Jennie Bovard hosts the monthly podcast Low Vision Moments. Part story time, part comedy, part awareness driven, Low Vision Moments present those funny, potentially embarrassing experiences that happen in everyday life when you are blind or partially sighted … like physical distancing with a post because Jennie thought it was a person.
Upcoming podcast topics include growing up with albinism, misadventures in employment and being ejected from a concert for being drunk … even though she wasn’t.
Jennie Bovard is a running, beer-drinking, thirtysomething with albinism. She loves trying all the things, making people laugh, and volunteering to create accessible sport and recreation opportunities in her community. Jennie, who has lived with partial sight all her life, has a diploma in film and TV production. Jennie lives in Halifax.
In Low Vision Moments, host Jennie Bovard presents those funny, potentially embarrassing, experiences that happen in everyday life when you are blind or partially sighted.
Jennie's favourite Canadian beer
In celebration of Low Vision Moments, hosted by Jennie Bovard, please enjoy a few of Jennie’s favourite things. These include a thirst-quenching cross-country tour of Jennie’s favourite Canadian beer, a recipe for her famous Anything-Chip Cookies, and the one item she can’t live without: her trusty baseball cap.
It was almost as much fun to list the most bodacious Canadian brews as it was to taste them. Obviously that’s not true, but stay with me…
BC - Granville Island Brewing India Pale Ale
This IPA has bold flavour, but won’t punch you in the mouth with hops.
AB - Big Rock Brewery Honey Brown Lager
One of only a few lagers I’ll give the time of day because it’s not boring.
ON - Beau’s Juiced Up New England Pale Ale
Essentially a dessert.
QC - Microbrasserie Dieu du ciel Rosée D’hibiscus Belgian Hibiscus
Tastes even more gorgeous than its pretty pink colour.
NB - Pump House Brewery Cadian Cream Ale
Trust me, it’s better than the blueberry one.
NS - Propeller Brewing Co. Coffee Porter
Coffee AND beer. Need I say more?
PEI - Gahan House Sydney Street Oatmeal Stout
Roasted rolled oat and chocolatey meal replacement.
Baking is a hobby my grandmother and mother introduced me to at a young age. I love everything about it, now that I own a dishwasher. The absolute best thing about baking is sharing the final product with others. So you can feel the wonderful feels I feel when I share baked goods with friends and loved ones, I’m generously unlocking my recipe vault.

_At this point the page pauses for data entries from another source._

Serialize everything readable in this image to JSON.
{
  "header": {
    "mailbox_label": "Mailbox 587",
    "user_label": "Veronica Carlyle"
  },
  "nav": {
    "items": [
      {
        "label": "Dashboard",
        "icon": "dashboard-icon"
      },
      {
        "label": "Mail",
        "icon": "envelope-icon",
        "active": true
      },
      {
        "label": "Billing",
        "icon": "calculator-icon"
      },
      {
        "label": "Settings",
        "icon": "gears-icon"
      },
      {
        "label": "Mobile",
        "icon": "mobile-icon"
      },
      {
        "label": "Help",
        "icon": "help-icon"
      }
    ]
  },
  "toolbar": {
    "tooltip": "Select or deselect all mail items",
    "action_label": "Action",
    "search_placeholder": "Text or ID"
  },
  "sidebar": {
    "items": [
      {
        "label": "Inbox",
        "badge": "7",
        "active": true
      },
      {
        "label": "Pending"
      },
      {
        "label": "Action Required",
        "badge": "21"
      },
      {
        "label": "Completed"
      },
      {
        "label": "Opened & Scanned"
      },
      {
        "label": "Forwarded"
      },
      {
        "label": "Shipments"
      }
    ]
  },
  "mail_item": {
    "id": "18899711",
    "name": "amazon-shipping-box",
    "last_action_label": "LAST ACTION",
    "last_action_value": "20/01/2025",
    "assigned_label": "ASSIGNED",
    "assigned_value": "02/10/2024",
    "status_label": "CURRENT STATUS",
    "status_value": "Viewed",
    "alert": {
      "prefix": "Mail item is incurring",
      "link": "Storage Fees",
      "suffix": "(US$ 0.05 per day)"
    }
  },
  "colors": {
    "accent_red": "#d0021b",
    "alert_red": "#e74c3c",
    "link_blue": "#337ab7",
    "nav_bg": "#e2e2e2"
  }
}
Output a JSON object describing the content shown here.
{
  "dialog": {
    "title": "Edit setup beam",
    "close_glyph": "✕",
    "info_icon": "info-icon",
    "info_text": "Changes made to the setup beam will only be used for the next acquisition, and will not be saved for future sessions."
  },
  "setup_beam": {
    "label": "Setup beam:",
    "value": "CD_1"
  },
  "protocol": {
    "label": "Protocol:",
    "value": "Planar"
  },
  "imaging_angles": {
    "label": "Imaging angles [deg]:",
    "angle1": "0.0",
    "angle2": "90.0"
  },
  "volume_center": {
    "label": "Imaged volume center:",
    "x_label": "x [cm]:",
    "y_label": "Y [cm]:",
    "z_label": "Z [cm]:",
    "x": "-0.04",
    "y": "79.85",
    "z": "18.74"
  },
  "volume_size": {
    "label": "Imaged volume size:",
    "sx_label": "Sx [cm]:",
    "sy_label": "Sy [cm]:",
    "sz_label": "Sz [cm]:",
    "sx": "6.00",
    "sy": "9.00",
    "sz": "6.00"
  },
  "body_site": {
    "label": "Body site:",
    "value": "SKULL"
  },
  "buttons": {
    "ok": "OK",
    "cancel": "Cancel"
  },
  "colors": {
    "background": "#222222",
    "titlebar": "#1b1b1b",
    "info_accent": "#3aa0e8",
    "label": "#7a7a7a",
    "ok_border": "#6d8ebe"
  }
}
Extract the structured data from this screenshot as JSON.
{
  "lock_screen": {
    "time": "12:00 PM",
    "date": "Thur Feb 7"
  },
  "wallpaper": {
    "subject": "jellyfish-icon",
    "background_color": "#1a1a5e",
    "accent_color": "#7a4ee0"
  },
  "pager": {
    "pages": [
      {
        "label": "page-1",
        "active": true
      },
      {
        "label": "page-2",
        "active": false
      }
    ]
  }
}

P.S. Cookies may or may not work as bargaining chips…
2/3 Cup unsalted butter (1.5 sticks) at room temperature
1/2 Cup brown sugar
1/2 Cup granulated white sugar
2 large eggs
1 and 1/2 teaspoons vanilla extract
3/4 teaspoon baking powder
1/2 teaspoon baking soda
3/4 teaspoon salt
2 Cups all-purpose flour
1 and a 1/2 to 2 Cups of your “chip” choice - some of my favourites are dark chocolate chips, pretzel chunks, dried cranberries, or chopped up leftover crunchy chocolate bunny
1. Line a baking sheet with parchment paper
2. Cream butter and sugar together in a bowl until smooth. I use a hand mixer.
3. Mix eggs and vanilla extract into the butter and sugar
4. In a separate large bowl, whisk together well all of the remaining dry ingredients, except the “chips”
5. Add the wet mixture (butter, eggs, etc.) to the dry mixture. Mix well!
6. Fold in the “chips” with a firm spatula or wooden spoon.
7. Drop 1 tablespoon of batter for each cookie onto the lined baking sheet. (There should be 12 cookies.)
8. Bake at 350 degrees Fahrenheit for 12 minutes for softer cookies or 15 minutes for more of a snap.
9. Enjoy and share the cookie love!
1. Crumple up parchment paper and then flatten it out on the baking sheet. I straight up learned this by watching a baking competition TV show. It was like an epiphany and my life was forever changed for the better. The paper doesn’t float around the sheet or curl up around the edges!
2. Keep sugar and flour in sealed containers. After baking with a bag of sugar for a few months, my husband informed me there were countless tiny off-white bugs living in said bag of sugar. Apparently, these tiny are called flour mites. They may as well be invisible with my low vision and I had been feeding my friends and colleagues baked goods with a bit of extra protein. Nobody got sick and now I know…
3. Measuring Cups and Spoons. Measuring accurately is super important in baking, and there are actually a lot of great options out there! Talking and braille products exist, but colour-coded measuring cup and spoon sets from a dollar store have been the best solution for me. I know 1 Cup is yellow, for example.